While Hernandez is trying to build a legacy at El Paso Chapin, Odessa Permian is one of the most storied programs in Texas high school football history with six state championships from 1965-1991.
The Panthers grabbed national attention when Buzz Bissinger wrote “Friday Night Lights” in the late 1980s. The book popularized the cult of Texas high school football and spawned a movie and a TV show.
After their 1980s heyday, Odessa and Midland haven’t produced nearly as many college football players in recent years. But Feldt believes the Permian Basin is making a comeback in producing college football talent.
This year’s Permian team will feature quarterback Peyton Powell who is getting attention from schools like Baylor, Ohio State, Texas, Arkansas and Mississippi.
Landing Powell would be a coup for the Bears, but Feldt believes Rhule and his staff have already landed a pair of major talents in Peterson and Jones.
Peterson is a 6-6, 265-pound offensive tackle who will become a three-year starter for the Panthers in the fall. The big man has shown his athleticism by playing soccer and basketball. Feldt believes the three-star recruit has only scratched the surface of the player he can become at the college level.

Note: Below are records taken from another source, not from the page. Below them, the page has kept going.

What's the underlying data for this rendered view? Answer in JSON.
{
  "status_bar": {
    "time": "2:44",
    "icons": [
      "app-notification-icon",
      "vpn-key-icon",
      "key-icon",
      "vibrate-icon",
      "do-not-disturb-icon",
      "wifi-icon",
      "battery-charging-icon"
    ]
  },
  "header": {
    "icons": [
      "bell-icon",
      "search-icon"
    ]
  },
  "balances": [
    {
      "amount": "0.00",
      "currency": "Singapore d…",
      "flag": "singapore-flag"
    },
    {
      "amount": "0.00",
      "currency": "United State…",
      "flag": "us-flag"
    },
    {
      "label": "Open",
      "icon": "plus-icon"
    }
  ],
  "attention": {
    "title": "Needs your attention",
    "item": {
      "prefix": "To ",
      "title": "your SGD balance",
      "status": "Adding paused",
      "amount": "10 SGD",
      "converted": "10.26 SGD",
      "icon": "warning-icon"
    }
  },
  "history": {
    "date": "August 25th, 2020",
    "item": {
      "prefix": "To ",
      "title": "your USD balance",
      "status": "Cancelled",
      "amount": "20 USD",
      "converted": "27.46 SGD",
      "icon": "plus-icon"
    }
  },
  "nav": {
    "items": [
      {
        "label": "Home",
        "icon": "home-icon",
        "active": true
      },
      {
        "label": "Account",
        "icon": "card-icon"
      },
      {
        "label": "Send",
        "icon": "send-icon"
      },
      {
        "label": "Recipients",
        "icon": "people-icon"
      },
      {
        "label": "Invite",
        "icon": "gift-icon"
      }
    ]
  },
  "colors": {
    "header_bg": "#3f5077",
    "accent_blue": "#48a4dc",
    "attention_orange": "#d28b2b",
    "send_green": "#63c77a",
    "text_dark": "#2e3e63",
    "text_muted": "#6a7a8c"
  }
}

“There’s no telling what he can do,” Feldt said. “I think he could eventually become a first-team All-American at the college level and a pro player because of his athleticism. He’s an offensive lineman who can run and I think he’s only starting to develop.”
Jones played outside linebacker for the Permian varsity as a sophomore but displayed such pass rushing instincts that he made the switch to defensive end as a junior last season.
At 6-3 and 227 pounds, Jones has good speed and all-around skills.
“Matt is a kid we had our eye on since seventh grade,” Feldt said. “He started for us as a sophomore and made all-district. As you watch the game, lo and behold he’s in on almost every tackle. We moved him to defensive end last year because of need. He one of those kids who has a great frame.”
Feldt said Baylor tight ends coach Joey McGuire and offensive line coach Shawn Bell have done the bulk of the recruiting at Permian. With their extensive high school coaching backgrounds, both McGuire and Bell have become vital to Baylor’s recruiting efforts because they know Texas coaches so well.
McGuire has also had a hand in recruiting White from Amarillo Tascosa along with Baylor co-offensive coordinator and running backs coach Jeff Nixon.
“Coach McGuire is a good coach No. 1 and you also feel super comfortable just knowing him,” Plunk said. “I have no problems with the Baylor coaching staff because I know the players are going be treated well. The coaches there are energetic, good guys who are in it for the right reasons.”
White will be the second Tascosa defensive back the Bears have recruited in recent years after cornerback Tion Wright’s tenure from 2014-16. Wright came to Baylor after one season at Moorpark (Calif.) College.
White is versatile enough that he could play cornerback or wide receiver for the Bears. He also plans to join the Baylor track team after running the 100 meters and the 4x100 and 4x200-meter relays for Tascosa. He said he was clocked at 10.45 seconds in the 100 meters this spring.
“I want to do whatever’s best for the team,” White said. “I would say my speed and route running are what I bring to the table as a receiver. I also think my length and speed help me be productive as a cornerback.”
College recruiters knew their way to Amarillo since White’s older brother, Charleston White, played cornerback at Washington State through last fall.
White committed to Baylor after getting offers from Arkansas, Kansas and Syracuse and receiving interest from schools like TCU, Texas A&M and Notre Dame. He’s eager to get his shot to begin playing college football for the Bears in 2019.
Like other West Texas players, he’s glad the Baylor coaches have expanded their recruiting footprint.
“I love everything about Baylor,” White said. “I like their tradition and it feels like home to me.”